"Louv's vital, inclusive, and inspiriting call to better our lives by celebrating and protecting the living world marks the way to profound personal and cultural transformation." --"Booklist", starred review ""
""The Nature Principle" tackles the ambitious task of mapping our way to a more connected future . . . Page after page we learn that in working to heal the world through restoration, we end up healing ourselves." --"Orion" magazine
For many of us, thinking about the future conjures up images of Cormac McCarthy's "The Road" a post-apocalyptic dystopia stripped of nature. Richard Louv, author of the landmark bestseller "Last Child in the Woods," urges us to change our vision of the future, suggesting that if we reconceive environmentalism and sustainability, they will evolve into a larger movement that will touch every part of society.This New Nature Movement taps into the restorative powers of the natural world to boost mental acuity and creativity; promote health and wellness; build smarter and more sustainable businesses, communities, and economies; and ultimately strengthen human bonds.
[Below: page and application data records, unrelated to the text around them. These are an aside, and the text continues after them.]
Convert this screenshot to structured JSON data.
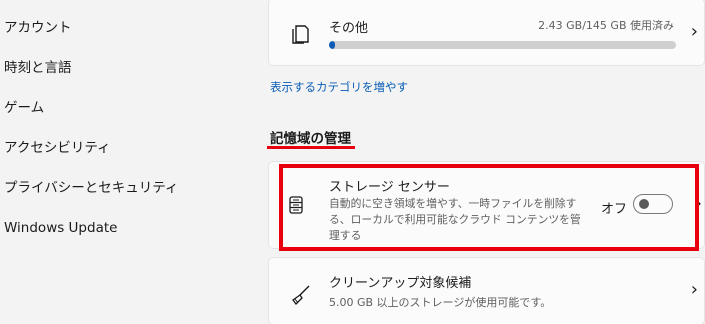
{
  "sidebar": {
    "items": [
      {
        "label": "アカウント"
      },
      {
        "label": "時刻と言語"
      },
      {
        "label": "ゲーム"
      },
      {
        "label": "アクセシビリティ"
      },
      {
        "label": "プライバシーとセキュリティ"
      },
      {
        "label": "Windows Update"
      }
    ]
  },
  "other": {
    "title": "その他",
    "usage": "2.43 GB/145 GB 使用済み",
    "progress_fraction": 0.0168,
    "icon": "document-stack-icon"
  },
  "more_categories_link": "表示するカテゴリを増やす",
  "storage_management": {
    "section_title": "記憶域の管理",
    "storage_sense": {
      "title": "ストレージ センサー",
      "description": "自動的に空き領域を増やす、一時ファイルを削除する、ローカルで利用可能なクラウド コンテンツを管理する",
      "toggle_label": "オフ",
      "toggle_on": false,
      "icon": "storage-drive-icon"
    },
    "cleanup": {
      "title": "クリーンアップ対象候補",
      "description": "5.00 GB 以上のストレージが使用可能です。",
      "icon": "broom-icon"
    }
  },
  "colors": {
    "accent": "#0f5cb8",
    "highlight": "#e8000e",
    "link": "#0a5db5"
  }
}
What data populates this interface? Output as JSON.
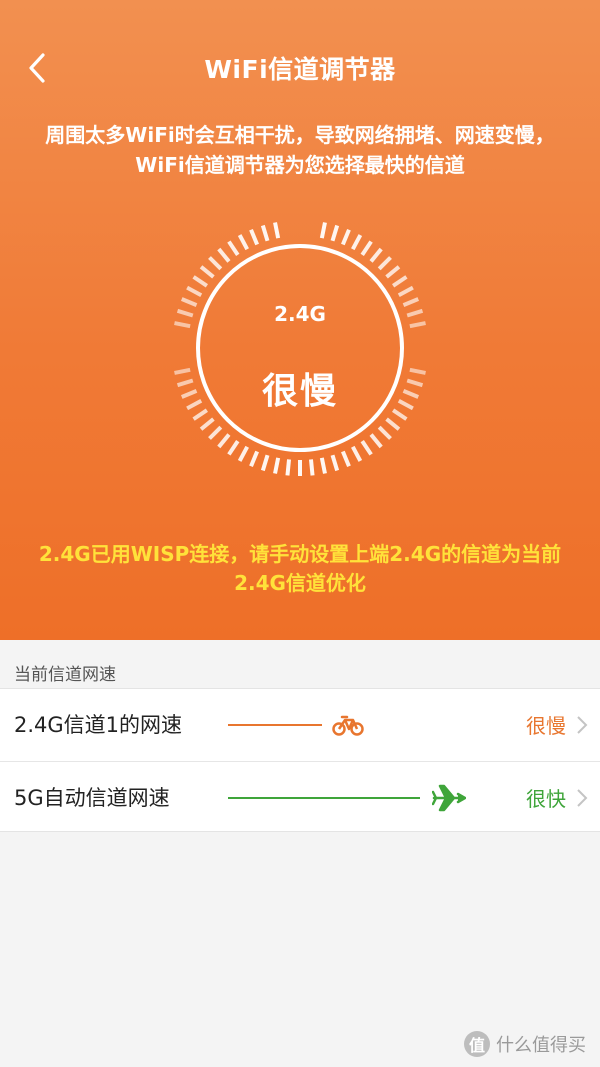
{
  "header": {
    "title": "WiFi信道调节器",
    "back_icon": "chevron-left-icon"
  },
  "intro": "周围太多WiFi时会互相干扰，导致网络拥堵、网速变慢，WiFi信道调节器为您选择最快的信道",
  "gauge": {
    "band": "2.4G",
    "speed": "很慢"
  },
  "warning": "2.4G已用WISP连接，请手动设置上端2.4G的信道为当前2.4G信道优化",
  "section": {
    "label": "当前信道网速"
  },
  "rows": [
    {
      "label": "2.4G信道1的网速",
      "status": "很慢",
      "icon": "bicycle-icon",
      "color": "#e8762f"
    },
    {
      "label": "5G自动信道网速",
      "status": "很快",
      "icon": "airplane-icon",
      "color": "#3fa53a"
    }
  ],
  "watermark": {
    "badge": "值",
    "text": "什么值得买"
  },
  "colors": {
    "hero_top": "#f29050",
    "hero_bottom": "#ee6f28",
    "warning": "#ffe23a",
    "slow": "#e8762f",
    "fast": "#3fa53a"
  }
}
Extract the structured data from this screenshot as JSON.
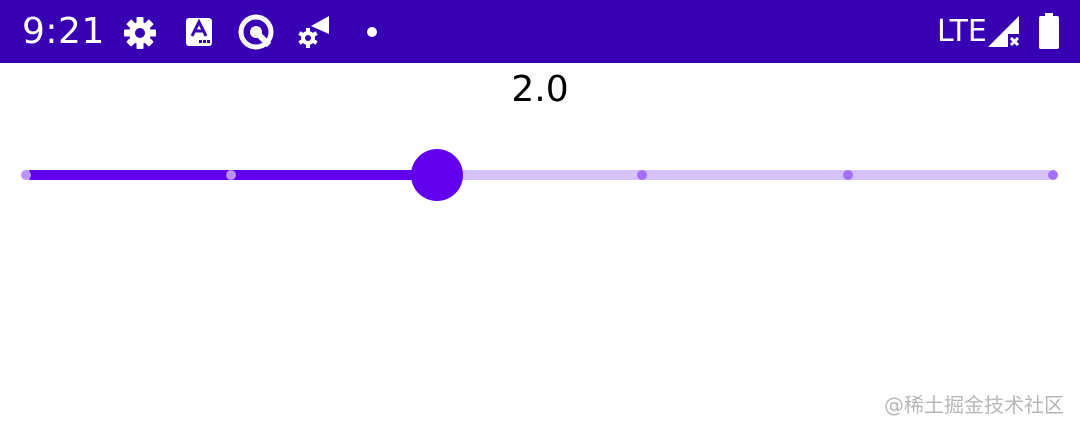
{
  "status_bar": {
    "time": "9:21",
    "network": "LTE",
    "background_color": "#3700b3",
    "icons": [
      "settings-icon",
      "app-notification-icon",
      "sync-icon",
      "wifi-settings-icon",
      "notification-dot-icon",
      "signal-icon",
      "battery-icon"
    ]
  },
  "slider": {
    "value_text": "2.0",
    "min": 0,
    "max": 5,
    "step": 1,
    "value": 2,
    "active_color": "#6200ee",
    "inactive_track_color": "#d5c2fb",
    "inactive_tick_color": "#a370f7",
    "active_tick_color": "#b794f6"
  },
  "watermark": "@稀土掘金技术社区"
}
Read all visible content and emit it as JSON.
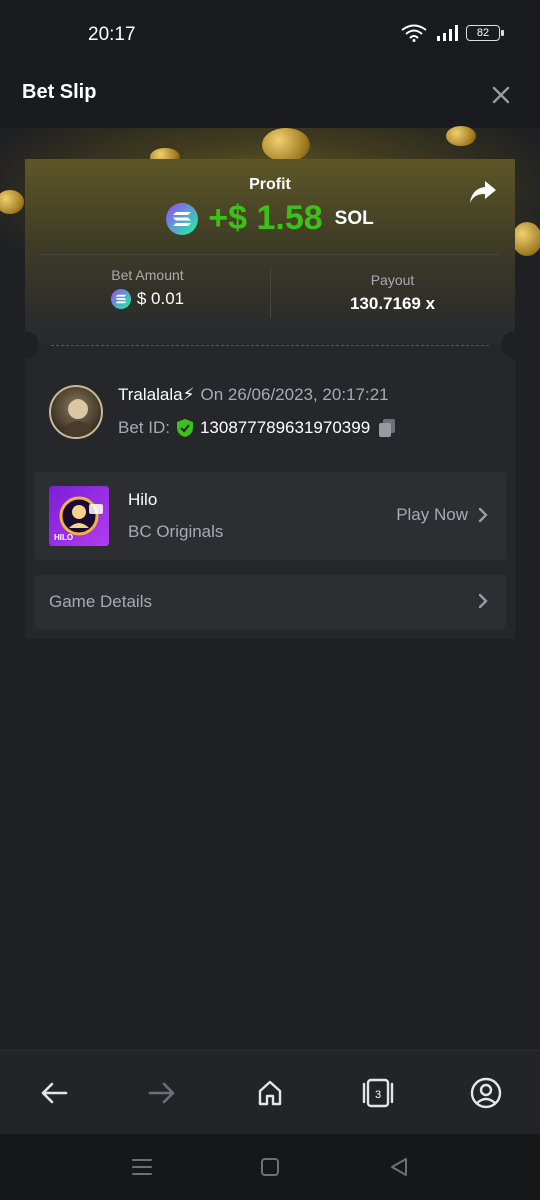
{
  "status_bar": {
    "time": "20:17",
    "battery": "82"
  },
  "header": {
    "title": "Bet Slip"
  },
  "profit": {
    "label": "Profit",
    "amount": "+$ 1.58",
    "currency": "SOL",
    "color": "#3bc117"
  },
  "bet_amount": {
    "label": "Bet Amount",
    "value": "$ 0.01",
    "icon": "solana-icon"
  },
  "payout": {
    "label": "Payout",
    "value": "130.7169 x"
  },
  "user": {
    "name": "Tralalala⚡",
    "date": "On 26/06/2023, 20:17:21",
    "bet_id_label": "Bet ID:",
    "bet_id": "130877789631970399"
  },
  "game": {
    "name": "Hilo",
    "provider": "BC Originals",
    "thumb_label": "HILO",
    "action": "Play Now"
  },
  "details": {
    "label": "Game Details"
  },
  "bottom_nav": {
    "tab_count": "3"
  }
}
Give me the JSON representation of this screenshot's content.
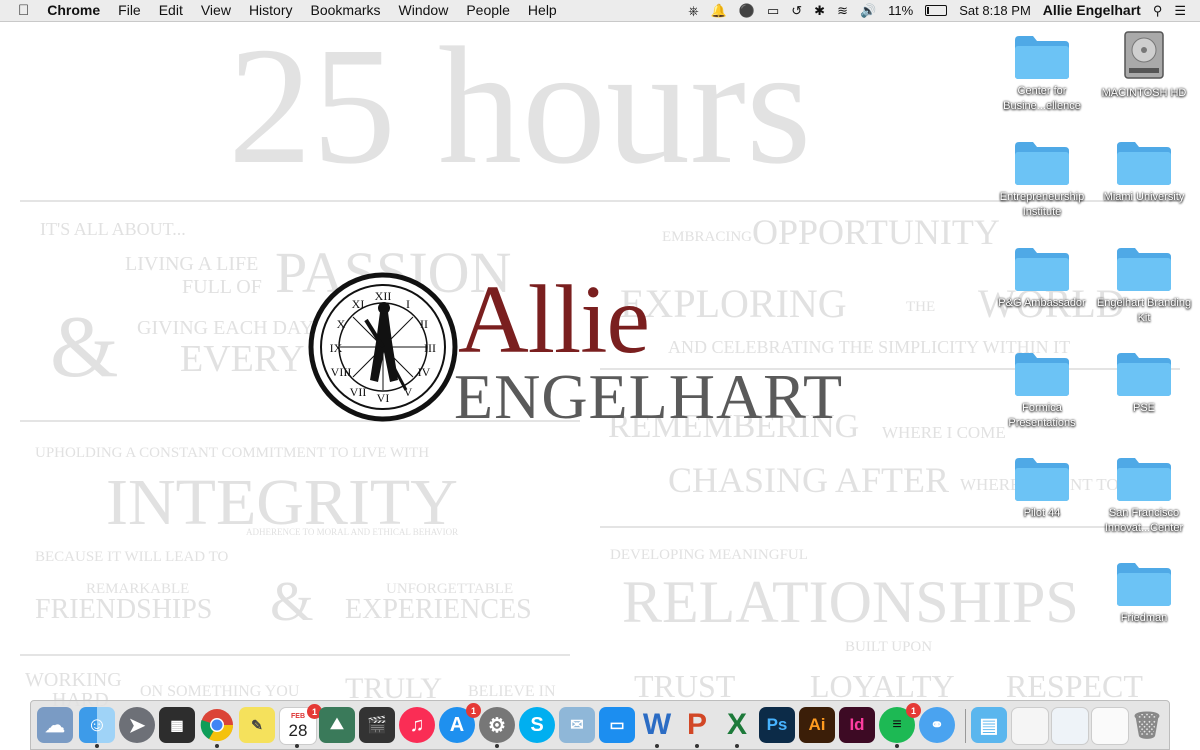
{
  "menubar": {
    "app_name": "Chrome",
    "menus": [
      "File",
      "Edit",
      "View",
      "History",
      "Bookmarks",
      "Window",
      "People",
      "Help"
    ],
    "battery": "11%",
    "clock": "Sat 8:18 PM",
    "user": "Allie Engelhart"
  },
  "wallpaper": {
    "hours": "25 hours",
    "its_all_about": "IT'S ALL ABOUT...",
    "living_a_life": "LIVING A LIFE",
    "full_of": "FULL OF",
    "passion": "PASSION",
    "amp1": "&",
    "giving_each_day": "GIVING EACH DAY",
    "every": "EVERY",
    "embracing": "EMBRACING",
    "opportunity": "OPPORTUNITY",
    "exploring": "EXPLORING",
    "the": "THE",
    "world": "WORLD",
    "and_celebrating": "AND CELEBRATING THE SIMPLICITY WITHIN IT",
    "remembering": "REMEMBERING",
    "where_i_come": "WHERE I COME",
    "chasing_after": "CHASING AFTER",
    "where": "WHERE",
    "nt_to": "NT TO",
    "upholding": "UPHOLDING A CONSTANT COMMITMENT TO LIVE WITH",
    "integrity": "INTEGRITY",
    "adherence": "ADHERENCE TO MORAL AND ETHICAL BEHAVIOR",
    "because": "BECAUSE IT WILL LEAD TO",
    "remarkable": "REMARKABLE",
    "friendships": "FRIENDSHIPS",
    "amp2": "&",
    "unforgettable": "UNFORGETTABLE",
    "experiences": "EXPERIENCES",
    "developing": "DEVELOPING MEANINGFUL",
    "relationships": "RELATIONSHIPS",
    "built_upon": "BUILT UPON",
    "working": "WORKING",
    "hard": "HARD",
    "on_something": "ON SOMETHING YOU",
    "truly": "TRULY",
    "believe_in": "BELIEVE IN",
    "trust": "TRUST",
    "loyalty": "LOYALTY",
    "respect": "RESPECT"
  },
  "logo": {
    "first": "Allie",
    "last": "ENGELHART"
  },
  "desktop_icons": [
    {
      "label": "Center for Busine...ellence",
      "kind": "folder"
    },
    {
      "label": "MACINTOSH HD",
      "kind": "drive"
    },
    {
      "label": "Entrepreneurship Institute",
      "kind": "folder"
    },
    {
      "label": "Miami University",
      "kind": "folder"
    },
    {
      "label": "P&G Ambassador",
      "kind": "folder"
    },
    {
      "label": "Engelhart Branding Kit",
      "kind": "folder"
    },
    {
      "label": "Formica Presentations",
      "kind": "folder"
    },
    {
      "label": "PSE",
      "kind": "folder"
    },
    {
      "label": "Pilot 44",
      "kind": "folder"
    },
    {
      "label": "San Francisco Innovat...Center",
      "kind": "folder"
    },
    {
      "label": "Friedman",
      "kind": "folder"
    }
  ],
  "dock": {
    "calendar_month": "FEB",
    "calendar_day": "28",
    "calendar_badge": "1",
    "appstore_badge": "1",
    "spotify_badge": "1",
    "word_letter": "W",
    "ppt_letter": "P",
    "excel_letter": "X",
    "ps_letter": "Ps",
    "ai_letter": "Ai",
    "id_letter": "Id",
    "skype_letter": "S"
  },
  "colors": {
    "logo_red": "#7a1f1f",
    "logo_gray": "#5a5a5a",
    "folder_blue": "#5ab6ee"
  }
}
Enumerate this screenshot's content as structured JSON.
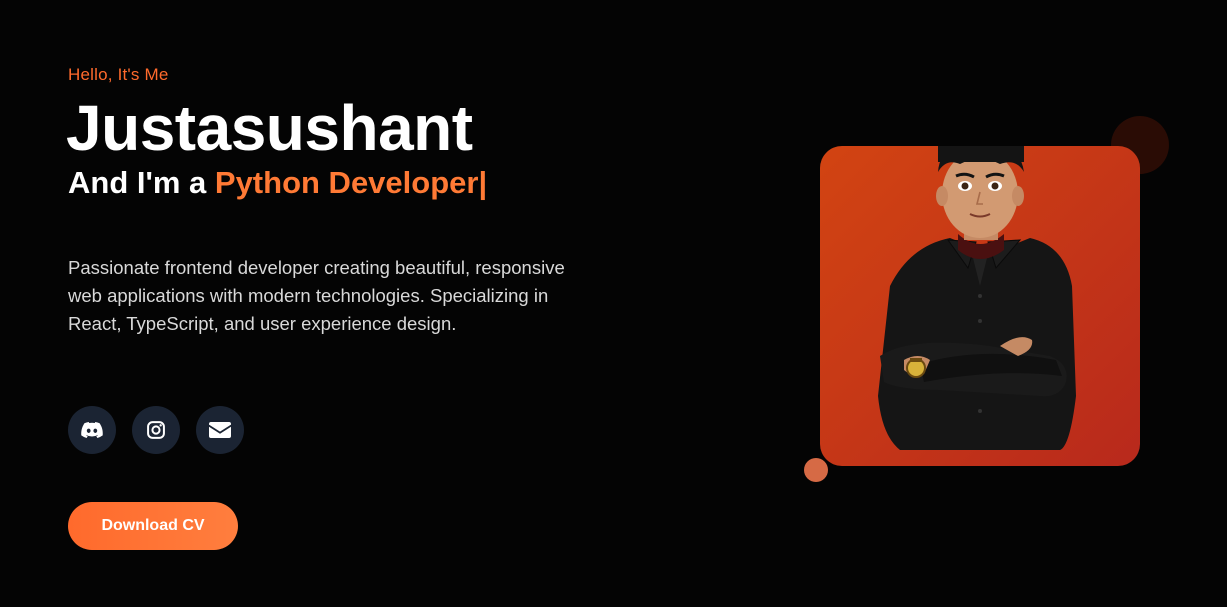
{
  "hero": {
    "greeting": "Hello, It's Me",
    "name": "Justasushant",
    "role_prefix": "And I'm a ",
    "role": "Python Developer",
    "cursor": "|",
    "bio": "Passionate frontend developer creating beautiful, responsive web applications with modern technologies. Specializing in React, TypeScript, and user experience design."
  },
  "socials": [
    {
      "name": "Discord",
      "icon": "discord-icon"
    },
    {
      "name": "Instagram",
      "icon": "instagram-icon"
    },
    {
      "name": "Email",
      "icon": "envelope-icon"
    }
  ],
  "actions": {
    "download_label": "Download CV"
  },
  "colors": {
    "accent": "#ff6a2c",
    "background": "#040404",
    "social_bg": "#1b2433",
    "card_gradient_start": "#d24412",
    "card_gradient_end": "#b8291c"
  }
}
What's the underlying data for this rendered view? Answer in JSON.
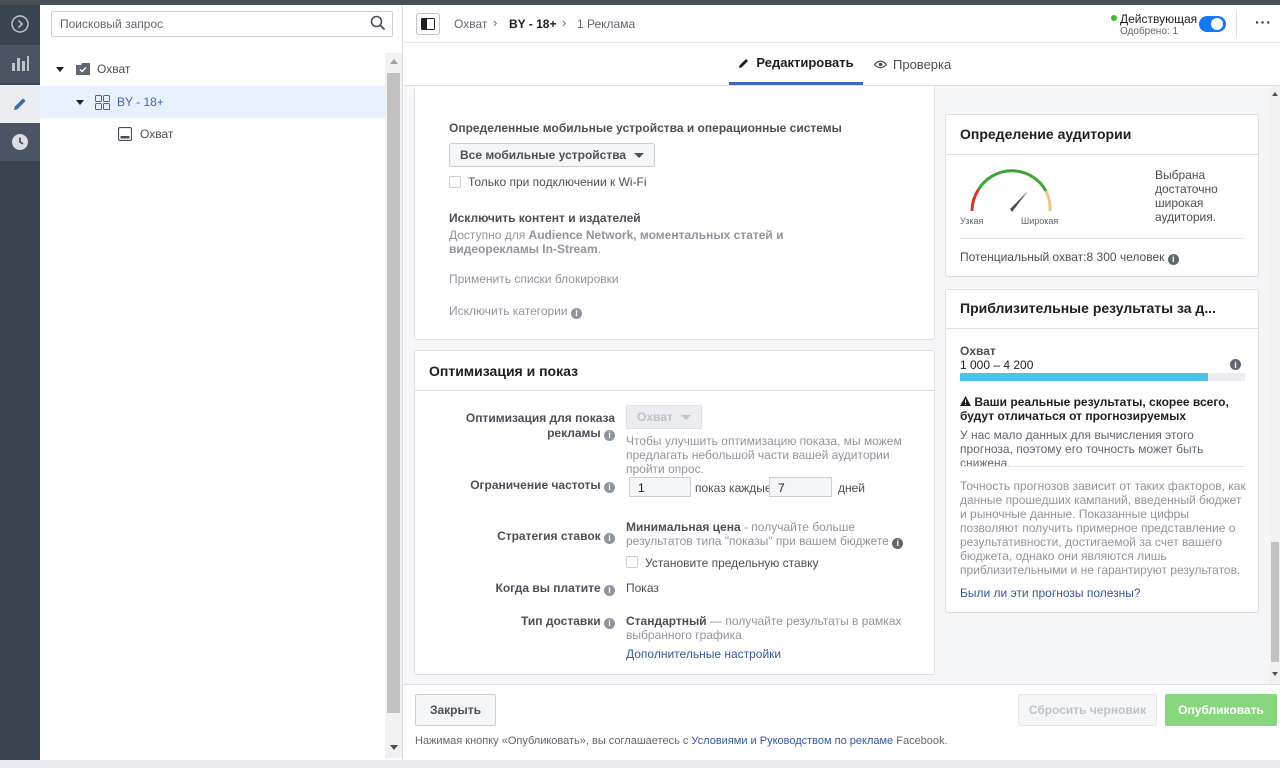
{
  "sidebar": {
    "search_placeholder": "Поисковый запрос",
    "tree": [
      {
        "label": "Охват"
      },
      {
        "label": "BY - 18+"
      },
      {
        "label": "Охват"
      }
    ]
  },
  "header": {
    "breadcrumb": [
      "Охват",
      "BY - 18+",
      "1 Реклама"
    ],
    "status": "Действующая",
    "status_sub": "Одобрено: 1"
  },
  "tabs": {
    "edit": "Редактировать",
    "review": "Проверка"
  },
  "placements": {
    "devices_label": "Определенные мобильные устройства и операционные системы",
    "devices_value": "Все мобильные устройства",
    "wifi_label": "Только при подключении к Wi-Fi",
    "exclude_title": "Исключить контент и издателей",
    "exclude_desc_1": "Доступно для ",
    "exclude_desc_bold": "Audience Network, моментальных статей и видеорекламы In-Stream",
    "exclude_desc_2": ".",
    "block_lists": "Применить списки блокировки",
    "exclude_categories": "Исключить категории"
  },
  "optimization": {
    "title": "Оптимизация и показ",
    "opt_label_1": "Оптимизация для показа",
    "opt_label_2": "рекламы",
    "opt_value": "Охват",
    "opt_help": "Чтобы улучшить оптимизацию показа, мы можем предлагать небольшой части вашей аудитории пройти опрос.",
    "freq_label": "Ограничение частоты",
    "freq_value": "1",
    "freq_mid": "показ каждые",
    "freq_days": "7",
    "freq_unit": "дней",
    "bid_label": "Стратегия ставок",
    "bid_strong": "Минимальная цена",
    "bid_desc": " - получайте больше результатов типа \"показы\" при вашем бюджете",
    "bid_cap": "Установите предельную ставку",
    "pay_label": "Когда вы платите",
    "pay_value": "Показ",
    "delivery_label": "Тип доставки",
    "delivery_strong": "Стандартный",
    "delivery_desc": " — получайте результаты в рамках выбранного графика",
    "more_settings": "Дополнительные настройки"
  },
  "audience": {
    "title": "Определение аудитории",
    "narrow": "Узкая",
    "wide": "Широкая",
    "verdict": "Выбрана достаточно широкая аудитория.",
    "reach": "Потенциальный охват:8 300 человек",
    "gauge_level": 0.78
  },
  "estimates": {
    "title": "Приблизительные результаты за д...",
    "metric": "Охват",
    "range": "1 000 – 4 200",
    "fill": 0.87,
    "warn_title": "Ваши реальные результаты, скорее всего, будут отличаться от прогнозируемых",
    "warn_desc": "У нас мало данных для вычисления этого прогноза, поэтому его точность может быть снижена.",
    "disclaimer": "Точность прогнозов зависит от таких факторов, как данные прошедших кампаний, введенный бюджет и рыночные данные. Показанные цифры позволяют получить примерное представление о результативности, достигаемой за счет вашего бюджета, однако они являются лишь приблизительными и не гарантируют результатов.",
    "feedback": "Были ли эти прогнозы полезны?"
  },
  "footer": {
    "close": "Закрыть",
    "discard": "Сбросить черновик",
    "publish": "Опубликовать",
    "terms_1": "Нажимая кнопку «Опубликовать», вы соглашаетесь с ",
    "terms_link": "Условиями и Руководством по рекламе",
    "terms_2": " Facebook."
  },
  "colors": {
    "accent": "#4267b2",
    "publish": "#88d77f",
    "status_green": "#42b72a",
    "reach_bar": "#4dc3e6"
  }
}
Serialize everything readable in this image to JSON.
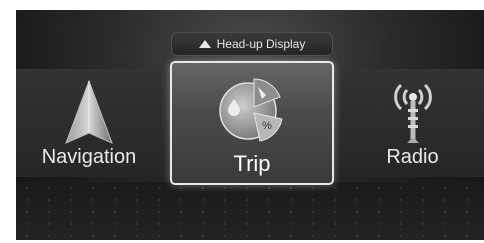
{
  "header": {
    "hud_label": "Head-up Display",
    "hud_icon": "up-triangle-icon"
  },
  "menu": {
    "items": [
      {
        "label": "Navigation",
        "icon": "navigation-arrow-icon",
        "selected": false
      },
      {
        "label": "Trip",
        "icon": "trip-pie-icon",
        "selected": true
      },
      {
        "label": "Radio",
        "icon": "radio-antenna-icon",
        "selected": false
      }
    ]
  },
  "colors": {
    "background": "#1a1a1a",
    "selected_border": "#e8e8e8",
    "text": "#eaeaea"
  }
}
Supported by groundbreaking research, anecdotal evidence, and compelling personal stories, Louv offers renewed optimism while challenging us to rethink the way we live.
Booklist 03/01/2011 pg. 22 (EAN 9781565125810, Hardcover) - *Starred Review
Publishers Weekly 01/31/2011 (EAN 9781565125810, Hardcover)
Kirkus Reviews 05/15/2011 (EAN 9781565125810, Hardcover)
Choice 11/01/2011 (EAN 9781565125810, Hardcover)
Foreword 04/29/2011 (EAN 9781565125810, Hardcover)
Christian Century 05/30/2012 pg. 40 (EAN 9781565125810, Hardcover)
Reference and Research Bk News 08/01/2011 pg. 5 (EAN 9781565125810, Hardcover)
Wilson Public Library Catalog 01/01/2013 pg. 40 (EAN 9781565125810, Hardcover)
Contributor Bio: Louv, Richard
Richard Louv is the author of Last Child in the Woods and The Nature Principle.